And in the morning they came, and they told us we should all go into showers. We didn’t know anything about crematoria. We didn’t know anything. Actually, Stutthof did have a crematorium. But, you know, you have to have luck. The Red Cross was coming to see the camp, and they needed people that were still alive because when we came there, it was almost empty. And my number—they didn’t tattoo numbers; they gave us, like—it was a piece of cloth. My number was 58,384, which means before me there were 58,000 people that were there. And the only thing that we saw there were mountains and mountains of shoes. You know, that was the only thing that was left. But we didn’t know about ovens or anything. And there was baby shoes and all the shoes—shoes, but mountains. I’m talking about as tall as buildings. As a matter of fact, you go to Auschwitz now; you see the shoes, already green and so on.

And then they told us we should go into the showers, so we went in. Somebody said that we were examined by a doctor. I don’t—by a doctor or nurse or whatever, internally. I don’t remember. So, I think if something’s very unpleasant, you probably block it out. I don’t remember. And they told us we’ll take a—we took off all our clothes, the leather coat and everything. We put everything there. And with everything, you need luck. We weren’t so lucky. I got a dress that was, like, white, with red and pink and green stripes: a summer dress. And on the back of the dress was a big Jewish star in red paint—but big, like the whole back. And then I got a pair of—the shoes were like—not shoes, but like you step into it. We called it klumpės; it really wasn’t shoes. And my sister got a thin dress, and my mother got a thin dress. Now, you know, it’s very hazy, but they say that we were examined, which I don’t remember. And we got out, and we were all wet because it was a cold shower. We couldn’t even recognize each other.

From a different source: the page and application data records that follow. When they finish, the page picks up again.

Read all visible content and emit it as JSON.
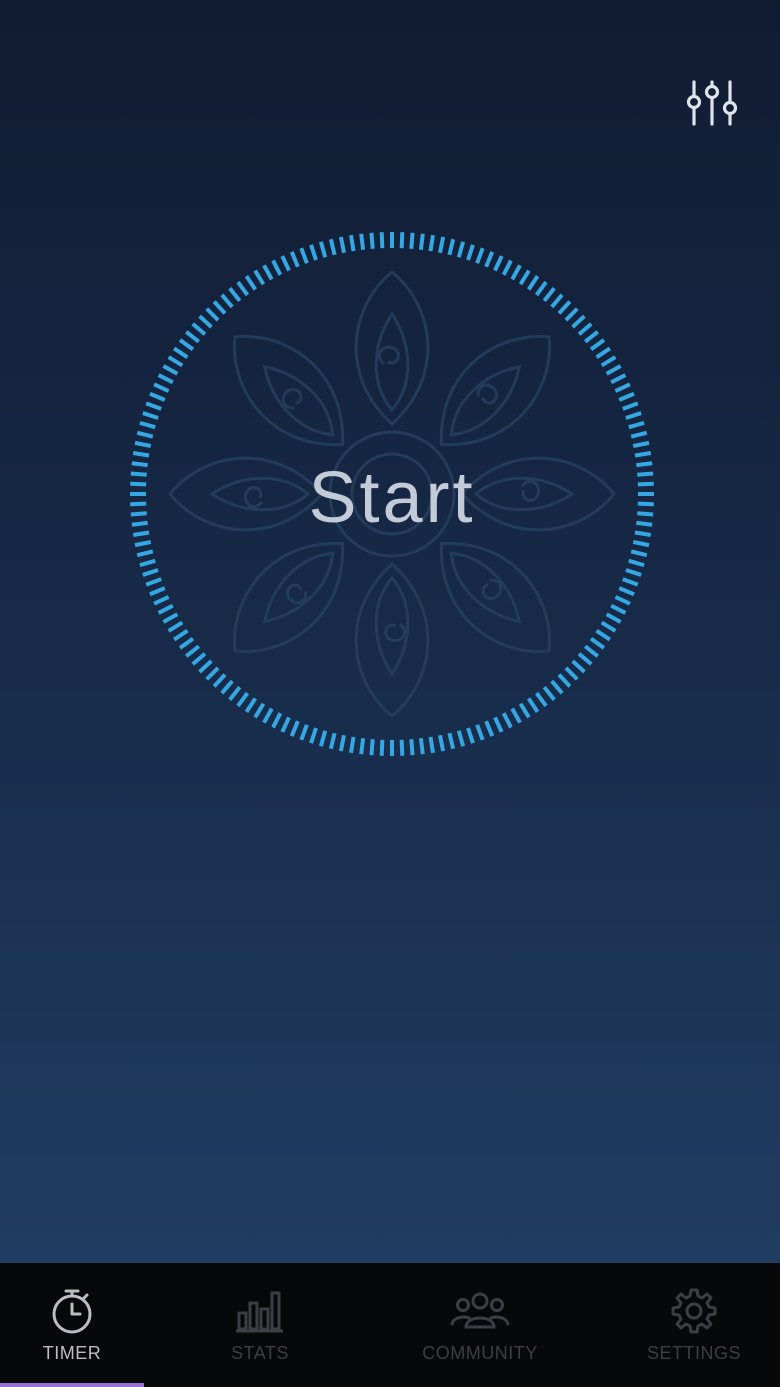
{
  "main": {
    "start_label": "Start",
    "filters_icon": "sliders-icon",
    "ring_color": "#35a7e3",
    "background_top": "#111c33",
    "background_bottom": "#223f64"
  },
  "tabs": [
    {
      "label": "TIMER",
      "icon": "stopwatch-icon",
      "active": true
    },
    {
      "label": "STATS",
      "icon": "bar-chart-icon",
      "active": false
    },
    {
      "label": "COMMUNITY",
      "icon": "people-icon",
      "active": false
    },
    {
      "label": "SETTINGS",
      "icon": "gear-icon",
      "active": false
    }
  ],
  "colors": {
    "tab_active": "#b9bdc6",
    "tab_inactive": "#3b3e45",
    "active_indicator": "#9a6fd6",
    "tabbar_bg": "#070809"
  }
}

And then they put us in barracks, on straw. And actually, you saw that people didn’t live there. They weren’t there, but we didn’t know. So, we were on the straw, and then we got food I think three times a day. They used to serve you from a very big cauldron, like pot—it must have been half the size of this room—and it was water with cabbage leaves. And three people—water, cabbage leaves, and in a red metal bowl. And three people had to have from this same bowl. And then, the German—you gave back the bowl to him, and he used to throw it at you like a target, the bowl—you know, to hit you.

I don’t know if you saw the movie Snake Pit [1948], but there was a movie, Snake Pit, and sort of it reminded me of Snake Pit; but that was a movie. But it was like a mental institution, something, and just—you weren’t any more like a human being. We had to go to the bathroom at the same time, and the bathrooms were like lined up, like—I don’t know, maybe twenty toilets. Not toilets, just seats. And you had to go together. And it was very hot, and we stayed forever and ever on Appel. Appel is where they check you. They counted us and counted us again, and counted us and counted us. That’s called Appel.

We were there, and the Red Cross must have come and checked it; I don’t know. We stayed there for—I don’t know, about two weeks. The only thing that we got is I told you the water with the cabbage leaves. I think in the morning they gave us coffee, but I don’t quite remember that. But we didn’t—it was very meager.